“Russia consistently conducts its policy for strengthening security in the world, and we have the great moral right to fundamentally and insistently stand up for our position,” Putin said. “Your courage and ability to love and defend your homeland will never recede into the past and will remain the hallmark of morals, patriotism and sense of civic duty in the eyes of the younger generation.”
Present at the ceremonies were an array of Soviet veterans and former world leaders including former Soviet General-Secretary Mikhail Gorbachev.
Following Putin’s speech, the parade commenced with the playing of the Russian national anthem, which uses the same music as the anthem of the Soviet Union.
Units marching included: Russian Ground Forces, Russian Air Force, Russian Navy, Russian Naval Infantry, Russian Airborne Troops, Strategic Missile Troops (for a second year in a row), Russian Aerospace Defense Forces, the Federal Security Service (FSB, formerly the KGB), Internal Troops of the Ministry of Internal Affairs, and units from the Ministry of Emergency Situations.
All the marching troops saluted in the direction of Putin, former Russian President Dmitry Medvedev, Serdyukov, and Russian military brass.
The parade echoed images of the Cold War, as Russian T-90 tanks, MSTA-S howitzer SP mounts, armored reconnaissance “Tiger” GAZ-233 014 vehicles, Buk-2M2 self-propelled missile systems, S-400 surface-to-air missile system transporters, and Topol-M ground missile complex launchers mounted with intercontinental ballistic missiles (ICBMs) followed the marching troops down Red Square.
The parading vehicles could be seen with red stars along their side. Mi-8 helicopters carrying suspended military flags also flew overhead at the close of the parade.

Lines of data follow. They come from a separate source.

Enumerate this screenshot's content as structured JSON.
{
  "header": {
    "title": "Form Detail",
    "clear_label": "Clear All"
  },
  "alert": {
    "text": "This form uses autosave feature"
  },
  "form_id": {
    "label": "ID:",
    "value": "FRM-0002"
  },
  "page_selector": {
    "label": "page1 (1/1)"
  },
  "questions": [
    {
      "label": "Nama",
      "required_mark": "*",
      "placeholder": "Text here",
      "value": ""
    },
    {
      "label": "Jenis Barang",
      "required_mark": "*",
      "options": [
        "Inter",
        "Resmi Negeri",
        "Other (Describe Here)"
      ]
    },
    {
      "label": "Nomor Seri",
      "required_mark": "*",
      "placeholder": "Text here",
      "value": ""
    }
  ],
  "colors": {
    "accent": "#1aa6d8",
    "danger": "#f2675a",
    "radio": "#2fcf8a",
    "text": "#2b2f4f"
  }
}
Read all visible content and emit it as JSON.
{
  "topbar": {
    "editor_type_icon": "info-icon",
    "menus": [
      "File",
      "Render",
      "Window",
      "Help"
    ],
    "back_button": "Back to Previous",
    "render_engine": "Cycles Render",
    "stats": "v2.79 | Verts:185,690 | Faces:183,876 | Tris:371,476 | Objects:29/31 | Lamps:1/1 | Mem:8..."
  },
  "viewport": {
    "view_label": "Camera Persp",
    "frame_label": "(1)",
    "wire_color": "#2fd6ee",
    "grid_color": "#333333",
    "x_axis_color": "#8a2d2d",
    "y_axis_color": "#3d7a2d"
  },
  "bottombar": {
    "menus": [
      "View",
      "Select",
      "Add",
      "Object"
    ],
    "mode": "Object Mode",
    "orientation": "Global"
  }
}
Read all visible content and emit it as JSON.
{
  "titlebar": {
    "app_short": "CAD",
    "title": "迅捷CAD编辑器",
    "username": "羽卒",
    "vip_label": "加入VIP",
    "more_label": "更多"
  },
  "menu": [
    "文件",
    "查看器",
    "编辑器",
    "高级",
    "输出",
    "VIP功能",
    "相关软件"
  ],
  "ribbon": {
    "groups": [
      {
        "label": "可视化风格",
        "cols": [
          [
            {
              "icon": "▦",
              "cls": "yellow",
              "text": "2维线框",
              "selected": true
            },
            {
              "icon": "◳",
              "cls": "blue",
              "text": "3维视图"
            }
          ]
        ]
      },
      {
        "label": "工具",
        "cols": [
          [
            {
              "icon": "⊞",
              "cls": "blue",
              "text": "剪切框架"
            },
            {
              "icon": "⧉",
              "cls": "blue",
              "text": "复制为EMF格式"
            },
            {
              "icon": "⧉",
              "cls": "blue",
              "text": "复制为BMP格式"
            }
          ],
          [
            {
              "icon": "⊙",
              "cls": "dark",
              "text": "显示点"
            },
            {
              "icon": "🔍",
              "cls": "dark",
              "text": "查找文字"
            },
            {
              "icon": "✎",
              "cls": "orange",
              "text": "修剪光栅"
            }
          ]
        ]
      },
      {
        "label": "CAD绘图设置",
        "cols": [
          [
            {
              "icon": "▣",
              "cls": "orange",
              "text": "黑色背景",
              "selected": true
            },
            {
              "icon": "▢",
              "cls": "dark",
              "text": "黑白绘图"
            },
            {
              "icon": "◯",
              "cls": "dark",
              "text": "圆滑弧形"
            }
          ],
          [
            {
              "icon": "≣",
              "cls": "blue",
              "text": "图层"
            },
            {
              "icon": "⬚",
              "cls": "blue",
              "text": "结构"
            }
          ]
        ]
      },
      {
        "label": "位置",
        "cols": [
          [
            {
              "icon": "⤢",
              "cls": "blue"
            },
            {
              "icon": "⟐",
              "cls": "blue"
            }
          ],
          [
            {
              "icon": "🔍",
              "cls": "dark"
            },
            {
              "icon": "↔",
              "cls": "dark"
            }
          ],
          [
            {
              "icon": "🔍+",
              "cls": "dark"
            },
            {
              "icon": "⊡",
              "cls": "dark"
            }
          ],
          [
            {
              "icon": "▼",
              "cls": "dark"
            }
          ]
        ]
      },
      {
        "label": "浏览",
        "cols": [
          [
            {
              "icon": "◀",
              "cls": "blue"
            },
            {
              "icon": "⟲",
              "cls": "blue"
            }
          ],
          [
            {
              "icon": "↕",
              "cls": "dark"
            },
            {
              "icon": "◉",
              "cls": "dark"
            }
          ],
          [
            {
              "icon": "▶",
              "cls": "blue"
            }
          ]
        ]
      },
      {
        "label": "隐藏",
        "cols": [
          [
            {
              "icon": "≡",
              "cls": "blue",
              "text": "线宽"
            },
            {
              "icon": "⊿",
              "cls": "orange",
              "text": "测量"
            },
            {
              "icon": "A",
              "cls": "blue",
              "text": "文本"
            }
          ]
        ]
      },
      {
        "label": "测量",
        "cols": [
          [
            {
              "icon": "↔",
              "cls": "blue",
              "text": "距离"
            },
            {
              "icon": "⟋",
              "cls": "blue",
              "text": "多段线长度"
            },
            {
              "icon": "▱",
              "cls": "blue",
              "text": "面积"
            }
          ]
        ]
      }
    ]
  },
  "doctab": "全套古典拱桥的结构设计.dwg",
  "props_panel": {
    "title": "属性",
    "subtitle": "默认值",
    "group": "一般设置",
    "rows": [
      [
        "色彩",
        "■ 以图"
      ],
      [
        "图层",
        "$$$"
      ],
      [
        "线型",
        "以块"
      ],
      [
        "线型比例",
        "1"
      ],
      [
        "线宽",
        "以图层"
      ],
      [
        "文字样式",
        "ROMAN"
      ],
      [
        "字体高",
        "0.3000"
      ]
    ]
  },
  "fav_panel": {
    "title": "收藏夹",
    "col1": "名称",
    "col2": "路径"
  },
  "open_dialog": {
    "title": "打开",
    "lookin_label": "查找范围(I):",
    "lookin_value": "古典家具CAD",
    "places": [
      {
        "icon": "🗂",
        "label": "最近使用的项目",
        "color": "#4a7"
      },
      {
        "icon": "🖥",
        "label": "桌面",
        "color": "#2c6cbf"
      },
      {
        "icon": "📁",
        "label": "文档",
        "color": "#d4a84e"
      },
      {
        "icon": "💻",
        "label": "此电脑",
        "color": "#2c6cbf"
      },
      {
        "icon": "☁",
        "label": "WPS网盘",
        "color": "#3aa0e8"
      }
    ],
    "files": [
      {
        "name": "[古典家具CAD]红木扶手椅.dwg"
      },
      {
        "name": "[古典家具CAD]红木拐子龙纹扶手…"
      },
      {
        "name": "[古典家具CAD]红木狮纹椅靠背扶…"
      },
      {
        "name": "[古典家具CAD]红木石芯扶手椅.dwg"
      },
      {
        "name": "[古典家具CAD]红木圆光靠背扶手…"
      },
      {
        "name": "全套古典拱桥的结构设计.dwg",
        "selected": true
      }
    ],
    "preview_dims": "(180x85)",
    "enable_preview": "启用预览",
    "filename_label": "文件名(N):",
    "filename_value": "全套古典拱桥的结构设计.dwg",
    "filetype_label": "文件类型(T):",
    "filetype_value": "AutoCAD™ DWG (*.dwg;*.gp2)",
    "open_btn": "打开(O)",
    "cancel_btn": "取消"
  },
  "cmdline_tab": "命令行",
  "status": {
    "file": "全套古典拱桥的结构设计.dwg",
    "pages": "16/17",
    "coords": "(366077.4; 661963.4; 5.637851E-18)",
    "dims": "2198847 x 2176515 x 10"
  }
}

A full video of the Victory Day parade can be see here.
Photo: Russian S-400 surface-to-air missile system transporters roll down the Red Square, in Moscow, Russia, May 9, 2012, during the Victory Day Parade, which commemorates the 1945 defeat of Nazi Germany: AP Images